*Task to carry out*
Give the data again in its entirety, exactly as provided.

Source records
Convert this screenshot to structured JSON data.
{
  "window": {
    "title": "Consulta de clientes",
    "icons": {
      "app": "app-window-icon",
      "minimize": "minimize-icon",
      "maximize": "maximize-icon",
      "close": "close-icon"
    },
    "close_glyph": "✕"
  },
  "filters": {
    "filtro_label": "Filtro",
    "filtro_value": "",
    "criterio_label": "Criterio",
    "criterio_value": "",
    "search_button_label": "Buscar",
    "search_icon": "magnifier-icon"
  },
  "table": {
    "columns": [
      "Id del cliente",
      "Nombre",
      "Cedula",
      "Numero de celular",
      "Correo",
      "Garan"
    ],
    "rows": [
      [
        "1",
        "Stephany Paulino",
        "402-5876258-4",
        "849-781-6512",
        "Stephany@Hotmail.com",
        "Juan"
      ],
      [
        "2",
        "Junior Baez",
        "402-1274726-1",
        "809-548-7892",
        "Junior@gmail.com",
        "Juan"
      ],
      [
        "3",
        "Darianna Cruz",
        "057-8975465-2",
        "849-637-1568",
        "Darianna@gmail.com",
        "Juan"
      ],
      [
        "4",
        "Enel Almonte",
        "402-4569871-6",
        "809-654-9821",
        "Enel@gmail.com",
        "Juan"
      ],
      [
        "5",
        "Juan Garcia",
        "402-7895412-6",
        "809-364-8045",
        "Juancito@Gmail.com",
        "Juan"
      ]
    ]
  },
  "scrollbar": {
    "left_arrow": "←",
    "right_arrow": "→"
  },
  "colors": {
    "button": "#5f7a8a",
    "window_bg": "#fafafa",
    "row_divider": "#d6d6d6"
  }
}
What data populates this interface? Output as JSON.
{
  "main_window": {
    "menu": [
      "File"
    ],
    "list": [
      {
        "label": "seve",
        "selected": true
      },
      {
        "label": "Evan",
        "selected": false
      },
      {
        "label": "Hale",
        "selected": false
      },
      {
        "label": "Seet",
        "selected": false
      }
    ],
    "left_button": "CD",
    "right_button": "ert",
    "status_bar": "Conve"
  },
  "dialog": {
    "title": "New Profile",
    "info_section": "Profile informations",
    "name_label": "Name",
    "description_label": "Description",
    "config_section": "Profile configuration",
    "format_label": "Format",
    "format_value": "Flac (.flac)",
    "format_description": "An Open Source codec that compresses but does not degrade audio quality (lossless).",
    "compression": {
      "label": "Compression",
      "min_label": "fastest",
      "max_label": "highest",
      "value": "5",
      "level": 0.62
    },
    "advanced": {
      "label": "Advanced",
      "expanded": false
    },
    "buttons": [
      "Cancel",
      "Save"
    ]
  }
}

*Answer box*
Convert this screenshot to structured JSON data.
{
  "window": {
    "title": "Consulta de clientes",
    "icons": {
      "app": "app-window-icon",
      "minimize": "minimize-icon",
      "maximize": "maximize-icon",
      "close": "close-icon"
    },
    "close_glyph": "✕"
  },
  "filters": {
    "filtro_label": "Filtro",
    "filtro_value": "",
    "criterio_label": "Criterio",
    "criterio_value": "",
    "search_button_label": "Buscar",
    "search_icon": "magnifier-icon"
  },
  "table": {
    "columns": [
      "Id del cliente",
      "Nombre",
      "Cedula",
      "Numero de celular",
      "Correo",
      "Garan"
    ],
    "rows": [
      [
        "1",
        "Stephany Paulino",
        "402-5876258-4",
        "849-781-6512",
        "Stephany@Hotmail.com",
        "Juan"
      ],
      [
        "2",
        "Junior Baez",
        "402-1274726-1",
        "809-548-7892",
        "Junior@gmail.com",
        "Juan"
      ],
      [
        "3",
        "Darianna Cruz",
        "057-8975465-2",
        "849-637-1568",
        "Darianna@gmail.com",
        "Juan"
      ],
      [
        "4",
        "Enel Almonte",
        "402-4569871-6",
        "809-654-9821",
        "Enel@gmail.com",
        "Juan"
      ],
      [
        "5",
        "Juan Garcia",
        "402-7895412-6",
        "809-364-8045",
        "Juancito@Gmail.com",
        "Juan"
      ]
    ]
  },
  "scrollbar": {
    "left_arrow": "←",
    "right_arrow": "→"
  },
  "colors": {
    "button": "#5f7a8a",
    "window_bg": "#fafafa",
    "row_divider": "#d6d6d6"
  }
}
What data populates this interface? Output as JSON.
{
  "main_window": {
    "menu": [
      "File"
    ],
    "list": [
      {
        "label": "seve",
        "selected": true
      },
      {
        "label": "Evan",
        "selected": false
      },
      {
        "label": "Hale",
        "selected": false
      },
      {
        "label": "Seet",
        "selected": false
      }
    ],
    "left_button": "CD",
    "right_button": "ert",
    "status_bar": "Conve"
  },
  "dialog": {
    "title": "New Profile",
    "info_section": "Profile informations",
    "name_label": "Name",
    "description_label": "Description",
    "config_section": "Profile configuration",
    "format_label": "Format",
    "format_value": "Flac (.flac)",
    "format_description": "An Open Source codec that compresses but does not degrade audio quality (lossless).",
    "compression": {
      "label": "Compression",
      "min_label": "fastest",
      "max_label": "highest",
      "value": "5",
      "level": 0.62
    },
    "advanced": {
      "label": "Advanced",
      "expanded": false
    },
    "buttons": [
      "Cancel",
      "Save"
    ]
  }
}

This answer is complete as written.